## Arithmetic notation

One very concrete way in which some languages differ is how arithmetic expressions are written. The normal way we write expressions, such as $$a+b$$ is called “infix” because the operator ($$+$$) is in between the operands ($$a$$ and $$b$$). But there are alternatives, called prefix and postfix. Collectively, they are also called “Polish notation” (forward Polish for prefix, or reverse polish (RPN) for postfix).

### Prefix expressions

The LISP language family (which includes Scheme, Racket, Clojure, and others) use prefix notation, so the operator comes before the operands.
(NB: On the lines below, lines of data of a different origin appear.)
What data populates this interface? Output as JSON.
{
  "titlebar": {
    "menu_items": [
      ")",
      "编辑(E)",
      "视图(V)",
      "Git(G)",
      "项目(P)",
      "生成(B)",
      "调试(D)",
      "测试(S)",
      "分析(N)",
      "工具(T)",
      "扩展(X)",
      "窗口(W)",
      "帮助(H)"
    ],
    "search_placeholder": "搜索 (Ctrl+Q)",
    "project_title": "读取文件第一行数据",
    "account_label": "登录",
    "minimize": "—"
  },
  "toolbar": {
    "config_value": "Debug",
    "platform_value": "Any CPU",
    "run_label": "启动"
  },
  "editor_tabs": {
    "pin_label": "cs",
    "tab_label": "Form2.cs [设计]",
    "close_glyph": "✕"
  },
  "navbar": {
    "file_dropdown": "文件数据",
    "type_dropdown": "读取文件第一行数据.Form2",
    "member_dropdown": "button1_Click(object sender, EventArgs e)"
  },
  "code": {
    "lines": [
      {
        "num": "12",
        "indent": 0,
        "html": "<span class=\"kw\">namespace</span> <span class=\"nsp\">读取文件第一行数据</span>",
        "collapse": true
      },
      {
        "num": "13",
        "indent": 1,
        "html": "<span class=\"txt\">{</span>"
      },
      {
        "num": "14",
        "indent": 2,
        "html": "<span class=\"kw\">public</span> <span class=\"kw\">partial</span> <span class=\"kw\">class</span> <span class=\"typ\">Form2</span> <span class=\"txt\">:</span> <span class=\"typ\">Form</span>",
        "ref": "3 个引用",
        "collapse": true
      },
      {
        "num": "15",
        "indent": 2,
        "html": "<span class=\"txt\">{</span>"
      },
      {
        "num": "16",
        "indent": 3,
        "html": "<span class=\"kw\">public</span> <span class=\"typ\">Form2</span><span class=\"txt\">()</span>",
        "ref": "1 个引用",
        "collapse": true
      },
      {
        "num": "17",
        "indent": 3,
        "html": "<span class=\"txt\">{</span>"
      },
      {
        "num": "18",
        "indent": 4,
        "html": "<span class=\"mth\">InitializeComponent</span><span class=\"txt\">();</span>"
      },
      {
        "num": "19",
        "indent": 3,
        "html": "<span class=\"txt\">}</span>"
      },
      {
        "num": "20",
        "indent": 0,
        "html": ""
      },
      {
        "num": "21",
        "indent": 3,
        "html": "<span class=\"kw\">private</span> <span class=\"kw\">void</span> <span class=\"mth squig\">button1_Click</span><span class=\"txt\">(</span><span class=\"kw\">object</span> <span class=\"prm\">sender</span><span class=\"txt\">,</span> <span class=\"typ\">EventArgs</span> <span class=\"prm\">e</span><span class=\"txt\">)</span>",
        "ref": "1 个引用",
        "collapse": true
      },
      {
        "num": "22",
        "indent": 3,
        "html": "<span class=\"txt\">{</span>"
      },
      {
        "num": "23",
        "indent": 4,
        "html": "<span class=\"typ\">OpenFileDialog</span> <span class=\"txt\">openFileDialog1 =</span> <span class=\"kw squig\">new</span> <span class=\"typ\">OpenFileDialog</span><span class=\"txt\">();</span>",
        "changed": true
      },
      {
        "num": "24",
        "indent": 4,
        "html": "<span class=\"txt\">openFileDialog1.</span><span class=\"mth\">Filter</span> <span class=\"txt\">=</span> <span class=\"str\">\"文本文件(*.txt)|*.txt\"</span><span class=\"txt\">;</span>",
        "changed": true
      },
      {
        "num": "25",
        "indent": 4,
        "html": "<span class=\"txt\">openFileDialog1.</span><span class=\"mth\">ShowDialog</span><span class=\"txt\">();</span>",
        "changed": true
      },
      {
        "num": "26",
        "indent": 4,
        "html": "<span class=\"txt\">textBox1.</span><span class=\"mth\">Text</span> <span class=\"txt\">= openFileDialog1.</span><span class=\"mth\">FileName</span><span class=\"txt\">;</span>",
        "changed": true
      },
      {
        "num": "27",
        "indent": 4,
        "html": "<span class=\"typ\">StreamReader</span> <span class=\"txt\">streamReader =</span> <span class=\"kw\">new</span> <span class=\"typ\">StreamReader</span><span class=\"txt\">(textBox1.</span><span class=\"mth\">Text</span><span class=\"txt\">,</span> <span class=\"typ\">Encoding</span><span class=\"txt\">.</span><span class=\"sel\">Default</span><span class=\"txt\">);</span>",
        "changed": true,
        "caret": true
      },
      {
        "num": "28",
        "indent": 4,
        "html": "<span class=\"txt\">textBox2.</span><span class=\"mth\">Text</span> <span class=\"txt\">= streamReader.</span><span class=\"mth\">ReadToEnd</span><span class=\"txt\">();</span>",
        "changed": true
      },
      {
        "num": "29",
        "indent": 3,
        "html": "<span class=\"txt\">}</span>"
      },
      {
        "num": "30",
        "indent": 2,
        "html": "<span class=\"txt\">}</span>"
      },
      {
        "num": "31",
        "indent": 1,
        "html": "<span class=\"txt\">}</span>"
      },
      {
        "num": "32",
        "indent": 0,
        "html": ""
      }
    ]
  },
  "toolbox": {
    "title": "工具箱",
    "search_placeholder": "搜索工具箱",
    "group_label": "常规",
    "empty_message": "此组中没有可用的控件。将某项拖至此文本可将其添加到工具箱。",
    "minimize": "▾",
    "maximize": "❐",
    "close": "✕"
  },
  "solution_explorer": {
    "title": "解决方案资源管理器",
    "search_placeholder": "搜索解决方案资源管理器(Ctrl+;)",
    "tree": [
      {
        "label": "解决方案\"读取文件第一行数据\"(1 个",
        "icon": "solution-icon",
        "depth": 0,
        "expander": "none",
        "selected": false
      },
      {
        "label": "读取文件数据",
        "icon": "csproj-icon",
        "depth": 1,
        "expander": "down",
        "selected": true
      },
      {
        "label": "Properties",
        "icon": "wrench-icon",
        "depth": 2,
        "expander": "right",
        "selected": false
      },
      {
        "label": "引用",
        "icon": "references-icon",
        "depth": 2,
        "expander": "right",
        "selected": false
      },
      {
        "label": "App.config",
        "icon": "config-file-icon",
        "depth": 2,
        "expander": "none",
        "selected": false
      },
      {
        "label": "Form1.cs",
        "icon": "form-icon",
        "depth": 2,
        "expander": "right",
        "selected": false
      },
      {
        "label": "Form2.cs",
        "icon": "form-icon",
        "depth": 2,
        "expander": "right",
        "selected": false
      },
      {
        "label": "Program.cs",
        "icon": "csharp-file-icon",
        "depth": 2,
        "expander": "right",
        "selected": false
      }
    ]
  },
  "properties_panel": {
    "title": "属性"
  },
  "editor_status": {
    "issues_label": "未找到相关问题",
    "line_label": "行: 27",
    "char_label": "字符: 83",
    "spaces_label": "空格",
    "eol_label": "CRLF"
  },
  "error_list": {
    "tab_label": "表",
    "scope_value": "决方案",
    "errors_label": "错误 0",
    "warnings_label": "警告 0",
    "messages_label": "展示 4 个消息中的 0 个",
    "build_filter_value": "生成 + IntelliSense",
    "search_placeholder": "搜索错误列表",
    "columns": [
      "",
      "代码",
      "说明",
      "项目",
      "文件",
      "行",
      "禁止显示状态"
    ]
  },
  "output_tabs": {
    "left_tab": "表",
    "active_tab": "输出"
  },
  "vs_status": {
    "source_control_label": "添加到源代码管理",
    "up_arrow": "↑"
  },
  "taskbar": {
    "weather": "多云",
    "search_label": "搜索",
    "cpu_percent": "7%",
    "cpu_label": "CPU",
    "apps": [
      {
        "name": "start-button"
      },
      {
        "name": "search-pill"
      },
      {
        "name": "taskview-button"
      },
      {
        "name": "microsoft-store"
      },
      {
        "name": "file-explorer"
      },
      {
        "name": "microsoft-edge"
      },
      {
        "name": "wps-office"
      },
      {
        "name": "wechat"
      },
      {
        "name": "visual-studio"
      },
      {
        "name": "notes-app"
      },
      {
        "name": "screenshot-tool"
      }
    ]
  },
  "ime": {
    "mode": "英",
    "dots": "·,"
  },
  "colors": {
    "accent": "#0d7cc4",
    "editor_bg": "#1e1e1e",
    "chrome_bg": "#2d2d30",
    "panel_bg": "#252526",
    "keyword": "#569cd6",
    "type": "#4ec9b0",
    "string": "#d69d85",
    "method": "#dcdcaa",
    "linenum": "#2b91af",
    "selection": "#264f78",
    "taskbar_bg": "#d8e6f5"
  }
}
They also surround every sub-expression with parentheses, as in this example:

(/ 36 (* (+ 1 5) 4))


You evaluate prefix expressions starting from the innermost parentheses, like this:

One interesting advantage of prefix is that operators can have any number of operands:

  (+ 3 7 10)
→ 20


### Postfix expressions

A few languages use postfix notation. No parentheses are needed at all, you just specify the numbers (separated by spaces) and the operators. So the same calculation performed in the previous section would look like this:

36 1 5 + 4 * /


To evaluate this, you just work from left to right. When you encounter an operator, grab the two previous items to use as operands. Replace all three with the resulting value.

Postfix evaluation is computationally very simple – it is especially suitable for devices with severe memory constraints. It was popular for 1970s calculators, and printers even today. The core of the Portable Document Format (PDF) is a language called Postscript, which is based entirely around postfix evaluation.

### Converting between notations

When converting an infix expression to prefix or postfix, it’s helpful to draw a tree representing the expression. You do this by joining the operands of each operator, in the order you would apply them (according to the standard order of operations). Here is a tree for the expression $$180-6\times(2+7)\times3$$:

To convert it to prefix, each node (starting from the root) corresponds to a set of parentheses, and then you convert the left node and the right node after writing the operator:

(- 180 (* (* 6 (+ 2 7)) 3))


To convert to prefix, you start from the root, but for each node you complete the left and right sub-trees before writing the operator in that node:

180 6 2 7 + * 3 * -


Here are some videos that further explain the differences between infix, prefix, and postfix.